Entries from a dataset of interfaces:
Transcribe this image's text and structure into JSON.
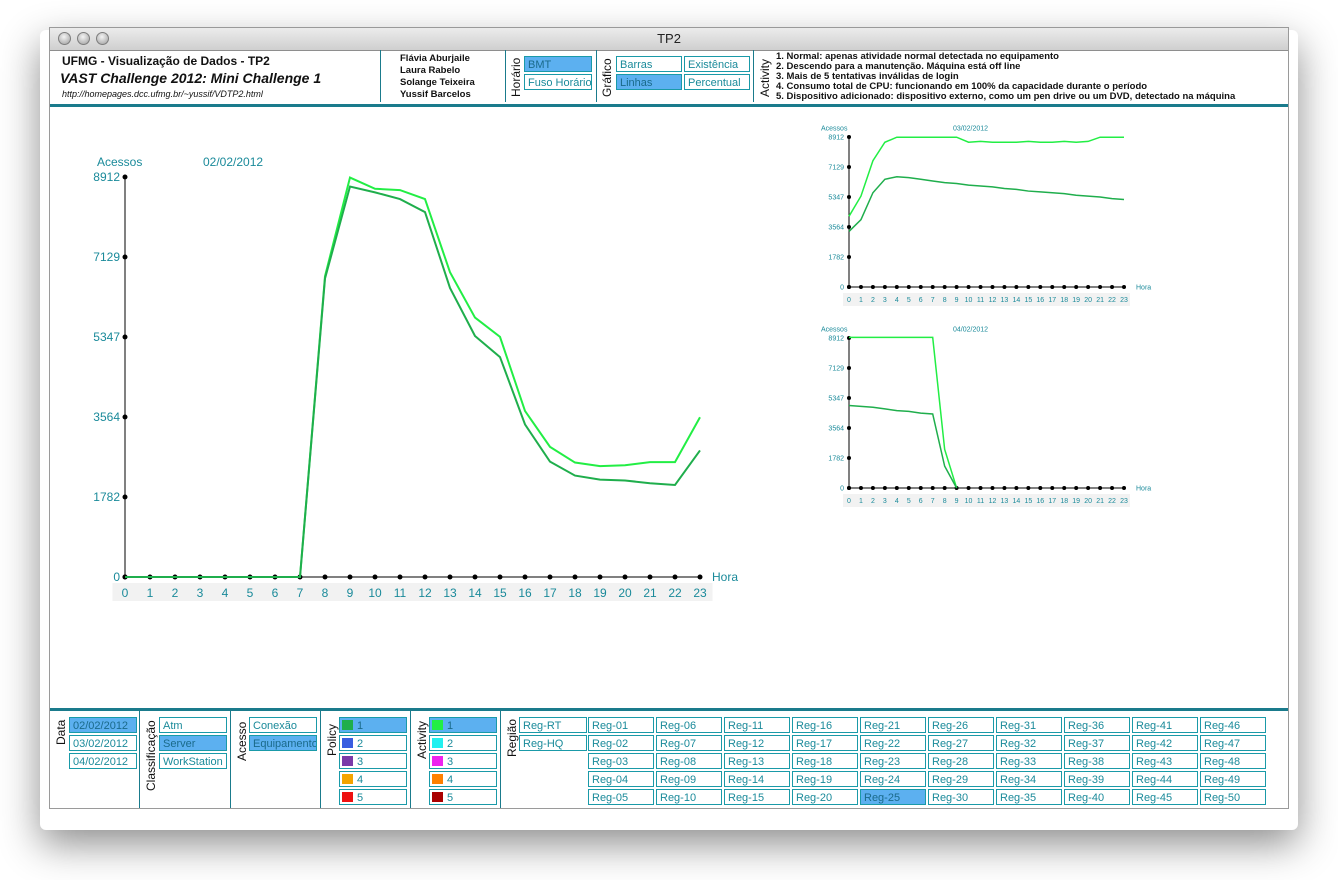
{
  "window": {
    "title": "TP2"
  },
  "header": {
    "course": "UFMG - Visualização de Dados - TP2",
    "subtitle": "VAST Challenge 2012: Mini Challenge 1",
    "url": "http://homepages.dcc.ufmg.br/~yussif/VDTP2.html",
    "authors": [
      "Flávia Aburjaile",
      "Laura Rabelo",
      "Solange Teixeira",
      "Yussif Barcelos"
    ],
    "horario": {
      "label": "Horário",
      "options": [
        {
          "label": "BMT",
          "selected": true
        },
        {
          "label": "Fuso Horário",
          "selected": false
        }
      ]
    },
    "grafico": {
      "label": "Gráfico",
      "options": [
        {
          "label": "Barras",
          "selected": false
        },
        {
          "label": "Existência",
          "selected": false
        },
        {
          "label": "Linhas",
          "selected": true
        },
        {
          "label": "Percentual",
          "selected": false
        }
      ]
    },
    "activity": {
      "label": "Activity",
      "items": [
        "1. Normal: apenas atividade normal detectada no equipamento",
        "2. Descendo para a manutenção. Máquina está off line",
        "3. Mais de 5 tentativas inválidas de login",
        "4. Consumo total de CPU: funcionando em 100% da capacidade durante o período",
        "5. Dispositivo adicionado: dispositivo externo, como um pen drive ou um DVD, detectado na máquina"
      ]
    }
  },
  "chart_data": [
    {
      "type": "line",
      "title": "02/02/2012",
      "ylabel": "Acessos",
      "xlabel": "Hora",
      "x": [
        0,
        1,
        2,
        3,
        4,
        5,
        6,
        7,
        8,
        9,
        10,
        11,
        12,
        13,
        14,
        15,
        16,
        17,
        18,
        19,
        20,
        21,
        22,
        23
      ],
      "yticks": [
        0,
        1782,
        3564,
        5347,
        7129,
        8912
      ],
      "ylim": [
        0,
        8912
      ],
      "series": [
        {
          "color": "#22ee44",
          "values": [
            0,
            0,
            0,
            0,
            0,
            0,
            0,
            0,
            6700,
            8900,
            8650,
            8620,
            8420,
            6790,
            5780,
            5350,
            3700,
            2900,
            2550,
            2470,
            2490,
            2560,
            2560,
            3560
          ]
        },
        {
          "color": "#1fae4c",
          "values": [
            0,
            0,
            0,
            0,
            0,
            0,
            0,
            0,
            6650,
            8700,
            8570,
            8420,
            8130,
            6440,
            5370,
            4900,
            3400,
            2570,
            2260,
            2170,
            2150,
            2090,
            2050,
            2820
          ]
        }
      ]
    },
    {
      "type": "line",
      "title": "03/02/2012",
      "ylabel": "Acessos",
      "xlabel": "Hora",
      "x": [
        0,
        1,
        2,
        3,
        4,
        5,
        6,
        7,
        8,
        9,
        10,
        11,
        12,
        13,
        14,
        15,
        16,
        17,
        18,
        19,
        20,
        21,
        22,
        23
      ],
      "yticks": [
        0,
        1782,
        3564,
        5347,
        7129,
        8912
      ],
      "ylim": [
        0,
        8912
      ],
      "series": [
        {
          "color": "#22ee44",
          "values": [
            4200,
            5400,
            7500,
            8600,
            8900,
            8900,
            8900,
            8900,
            8900,
            8900,
            8600,
            8650,
            8600,
            8600,
            8600,
            8650,
            8600,
            8600,
            8650,
            8600,
            8650,
            8900,
            8900,
            8900
          ]
        },
        {
          "color": "#1fae4c",
          "values": [
            3300,
            4000,
            5600,
            6400,
            6550,
            6500,
            6400,
            6300,
            6200,
            6150,
            6050,
            6000,
            5950,
            5850,
            5800,
            5700,
            5650,
            5600,
            5550,
            5450,
            5400,
            5350,
            5250,
            5200
          ]
        }
      ]
    },
    {
      "type": "line",
      "title": "04/02/2012",
      "ylabel": "Acessos",
      "xlabel": "Hora",
      "x": [
        0,
        1,
        2,
        3,
        4,
        5,
        6,
        7,
        8,
        9,
        10,
        11,
        12,
        13,
        14,
        15,
        16,
        17,
        18,
        19,
        20,
        21,
        22,
        23
      ],
      "yticks": [
        0,
        1782,
        3564,
        5347,
        7129,
        8912
      ],
      "ylim": [
        0,
        8912
      ],
      "series": [
        {
          "color": "#22ee44",
          "values": [
            8950,
            8950,
            8950,
            8950,
            8950,
            8950,
            8950,
            8950,
            2300,
            0
          ]
        },
        {
          "color": "#1fae4c",
          "values": [
            4900,
            4850,
            4800,
            4700,
            4600,
            4550,
            4450,
            4400,
            1300,
            0
          ]
        }
      ]
    }
  ],
  "filters": {
    "data": {
      "label": "Data",
      "options": [
        {
          "label": "02/02/2012",
          "selected": true
        },
        {
          "label": "03/02/2012",
          "selected": false
        },
        {
          "label": "04/02/2012",
          "selected": false
        }
      ]
    },
    "classificacao": {
      "label": "Classificação",
      "options": [
        {
          "label": "Atm",
          "selected": false
        },
        {
          "label": "Server",
          "selected": true
        },
        {
          "label": "WorkStation",
          "selected": false
        }
      ]
    },
    "acesso": {
      "label": "Acesso",
      "options": [
        {
          "label": "Conexão",
          "selected": false
        },
        {
          "label": "Equipamento",
          "selected": true
        }
      ]
    },
    "policy": {
      "label": "Policy",
      "options": [
        {
          "label": "1",
          "color": "#1fae4c",
          "selected": true
        },
        {
          "label": "2",
          "color": "#3a5de0",
          "selected": false
        },
        {
          "label": "3",
          "color": "#7a3aa8",
          "selected": false
        },
        {
          "label": "4",
          "color": "#f4a400",
          "selected": false
        },
        {
          "label": "5",
          "color": "#ee1111",
          "selected": false
        }
      ]
    },
    "activity": {
      "label": "Activity",
      "options": [
        {
          "label": "1",
          "color": "#22ee44",
          "selected": true
        },
        {
          "label": "2",
          "color": "#22f0f0",
          "selected": false
        },
        {
          "label": "3",
          "color": "#ee22ee",
          "selected": false
        },
        {
          "label": "4",
          "color": "#ff8000",
          "selected": false
        },
        {
          "label": "5",
          "color": "#aa0000",
          "selected": false
        }
      ]
    },
    "regiao": {
      "label": "Região",
      "special": [
        {
          "label": "Reg-RT",
          "selected": false
        },
        {
          "label": "Reg-HQ",
          "selected": false
        }
      ],
      "options": [
        "Reg-01",
        "Reg-02",
        "Reg-03",
        "Reg-04",
        "Reg-05",
        "Reg-06",
        "Reg-07",
        "Reg-08",
        "Reg-09",
        "Reg-10",
        "Reg-11",
        "Reg-12",
        "Reg-13",
        "Reg-14",
        "Reg-15",
        "Reg-16",
        "Reg-17",
        "Reg-18",
        "Reg-19",
        "Reg-20",
        "Reg-21",
        "Reg-22",
        "Reg-23",
        "Reg-24",
        "Reg-25",
        "Reg-26",
        "Reg-27",
        "Reg-28",
        "Reg-29",
        "Reg-30",
        "Reg-31",
        "Reg-32",
        "Reg-33",
        "Reg-34",
        "Reg-35",
        "Reg-36",
        "Reg-37",
        "Reg-38",
        "Reg-39",
        "Reg-40",
        "Reg-41",
        "Reg-42",
        "Reg-43",
        "Reg-44",
        "Reg-45",
        "Reg-46",
        "Reg-47",
        "Reg-48",
        "Reg-49",
        "Reg-50"
      ],
      "selected": "Reg-25"
    }
  }
}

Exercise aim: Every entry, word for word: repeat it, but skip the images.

Response area:
Transcribe this image's text and structure into JSON.
{
  "window": {
    "title": "TP2"
  },
  "header": {
    "course": "UFMG - Visualização de Dados - TP2",
    "subtitle": "VAST Challenge 2012: Mini Challenge 1",
    "url": "http://homepages.dcc.ufmg.br/~yussif/VDTP2.html",
    "authors": [
      "Flávia Aburjaile",
      "Laura Rabelo",
      "Solange Teixeira",
      "Yussif Barcelos"
    ],
    "horario": {
      "label": "Horário",
      "options": [
        {
          "label": "BMT",
          "selected": true
        },
        {
          "label": "Fuso Horário",
          "selected": false
        }
      ]
    },
    "grafico": {
      "label": "Gráfico",
      "options": [
        {
          "label": "Barras",
          "selected": false
        },
        {
          "label": "Existência",
          "selected": false
        },
        {
          "label": "Linhas",
          "selected": true
        },
        {
          "label": "Percentual",
          "selected": false
        }
      ]
    },
    "activity": {
      "label": "Activity",
      "items": [
        "1. Normal: apenas atividade normal detectada no equipamento",
        "2. Descendo para a manutenção. Máquina está off line",
        "3. Mais de 5 tentativas inválidas de login",
        "4. Consumo total de CPU: funcionando em 100% da capacidade durante o período",
        "5. Dispositivo adicionado: dispositivo externo, como um pen drive ou um DVD, detectado na máquina"
      ]
    }
  },
  "chart_data": [
    {
      "type": "line",
      "title": "02/02/2012",
      "ylabel": "Acessos",
      "xlabel": "Hora",
      "x": [
        0,
        1,
        2,
        3,
        4,
        5,
        6,
        7,
        8,
        9,
        10,
        11,
        12,
        13,
        14,
        15,
        16,
        17,
        18,
        19,
        20,
        21,
        22,
        23
      ],
      "yticks": [
        0,
        1782,
        3564,
        5347,
        7129,
        8912
      ],
      "ylim": [
        0,
        8912
      ],
      "series": [
        {
          "color": "#22ee44",
          "values": [
            0,
            0,
            0,
            0,
            0,
            0,
            0,
            0,
            6700,
            8900,
            8650,
            8620,
            8420,
            6790,
            5780,
            5350,
            3700,
            2900,
            2550,
            2470,
            2490,
            2560,
            2560,
            3560
          ]
        },
        {
          "color": "#1fae4c",
          "values": [
            0,
            0,
            0,
            0,
            0,
            0,
            0,
            0,
            6650,
            8700,
            8570,
            8420,
            8130,
            6440,
            5370,
            4900,
            3400,
            2570,
            2260,
            2170,
            2150,
            2090,
            2050,
            2820
          ]
        }
      ]
    },
    {
      "type": "line",
      "title": "03/02/2012",
      "ylabel": "Acessos",
      "xlabel": "Hora",
      "x": [
        0,
        1,
        2,
        3,
        4,
        5,
        6,
        7,
        8,
        9,
        10,
        11,
        12,
        13,
        14,
        15,
        16,
        17,
        18,
        19,
        20,
        21,
        22,
        23
      ],
      "yticks": [
        0,
        1782,
        3564,
        5347,
        7129,
        8912
      ],
      "ylim": [
        0,
        8912
      ],
      "series": [
        {
          "color": "#22ee44",
          "values": [
            4200,
            5400,
            7500,
            8600,
            8900,
            8900,
            8900,
            8900,
            8900,
            8900,
            8600,
            8650,
            8600,
            8600,
            8600,
            8650,
            8600,
            8600,
            8650,
            8600,
            8650,
            8900,
            8900,
            8900
          ]
        },
        {
          "color": "#1fae4c",
          "values": [
            3300,
            4000,
            5600,
            6400,
            6550,
            6500,
            6400,
            6300,
            6200,
            6150,
            6050,
            6000,
            5950,
            5850,
            5800,
            5700,
            5650,
            5600,
            5550,
            5450,
            5400,
            5350,
            5250,
            5200
          ]
        }
      ]
    },
    {
      "type": "line",
      "title": "04/02/2012",
      "ylabel": "Acessos",
      "xlabel": "Hora",
      "x": [
        0,
        1,
        2,
        3,
        4,
        5,
        6,
        7,
        8,
        9,
        10,
        11,
        12,
        13,
        14,
        15,
        16,
        17,
        18,
        19,
        20,
        21,
        22,
        23
      ],
      "yticks": [
        0,
        1782,
        3564,
        5347,
        7129,
        8912
      ],
      "ylim": [
        0,
        8912
      ],
      "series": [
        {
          "color": "#22ee44",
          "values": [
            8950,
            8950,
            8950,
            8950,
            8950,
            8950,
            8950,
            8950,
            2300,
            0
          ]
        },
        {
          "color": "#1fae4c",
          "values": [
            4900,
            4850,
            4800,
            4700,
            4600,
            4550,
            4450,
            4400,
            1300,
            0
          ]
        }
      ]
    }
  ],
  "filters": {
    "data": {
      "label": "Data",
      "options": [
        {
          "label": "02/02/2012",
          "selected": true
        },
        {
          "label": "03/02/2012",
          "selected": false
        },
        {
          "label": "04/02/2012",
          "selected": false
        }
      ]
    },
    "classificacao": {
      "label": "Classificação",
      "options": [
        {
          "label": "Atm",
          "selected": false
        },
        {
          "label": "Server",
          "selected": true
        },
        {
          "label": "WorkStation",
          "selected": false
        }
      ]
    },
    "acesso": {
      "label": "Acesso",
      "options": [
        {
          "label": "Conexão",
          "selected": false
        },
        {
          "label": "Equipamento",
          "selected": true
        }
      ]
    },
    "policy": {
      "label": "Policy",
      "options": [
        {
          "label": "1",
          "color": "#1fae4c",
          "selected": true
        },
        {
          "label": "2",
          "color": "#3a5de0",
          "selected": false
        },
        {
          "label": "3",
          "color": "#7a3aa8",
          "selected": false
        },
        {
          "label": "4",
          "color": "#f4a400",
          "selected": false
        },
        {
          "label": "5",
          "color": "#ee1111",
          "selected": false
        }
      ]
    },
    "activity": {
      "label": "Activity",
      "options": [
        {
          "label": "1",
          "color": "#22ee44",
          "selected": true
        },
        {
          "label": "2",
          "color": "#22f0f0",
          "selected": false
        },
        {
          "label": "3",
          "color": "#ee22ee",
          "selected": false
        },
        {
          "label": "4",
          "color": "#ff8000",
          "selected": false
        },
        {
          "label": "5",
          "color": "#aa0000",
          "selected": false
        }
      ]
    },
    "regiao": {
      "label": "Região",
      "special": [
        {
          "label": "Reg-RT",
          "selected": false
        },
        {
          "label": "Reg-HQ",
          "selected": false
        }
      ],
      "options": [
        "Reg-01",
        "Reg-02",
        "Reg-03",
        "Reg-04",
        "Reg-05",
        "Reg-06",
        "Reg-07",
        "Reg-08",
        "Reg-09",
        "Reg-10",
        "Reg-11",
        "Reg-12",
        "Reg-13",
        "Reg-14",
        "Reg-15",
        "Reg-16",
        "Reg-17",
        "Reg-18",
        "Reg-19",
        "Reg-20",
        "Reg-21",
        "Reg-22",
        "Reg-23",
        "Reg-24",
        "Reg-25",
        "Reg-26",
        "Reg-27",
        "Reg-28",
        "Reg-29",
        "Reg-30",
        "Reg-31",
        "Reg-32",
        "Reg-33",
        "Reg-34",
        "Reg-35",
        "Reg-36",
        "Reg-37",
        "Reg-38",
        "Reg-39",
        "Reg-40",
        "Reg-41",
        "Reg-42",
        "Reg-43",
        "Reg-44",
        "Reg-45",
        "Reg-46",
        "Reg-47",
        "Reg-48",
        "Reg-49",
        "Reg-50"
      ],
      "selected": "Reg-25"
    }
  }
}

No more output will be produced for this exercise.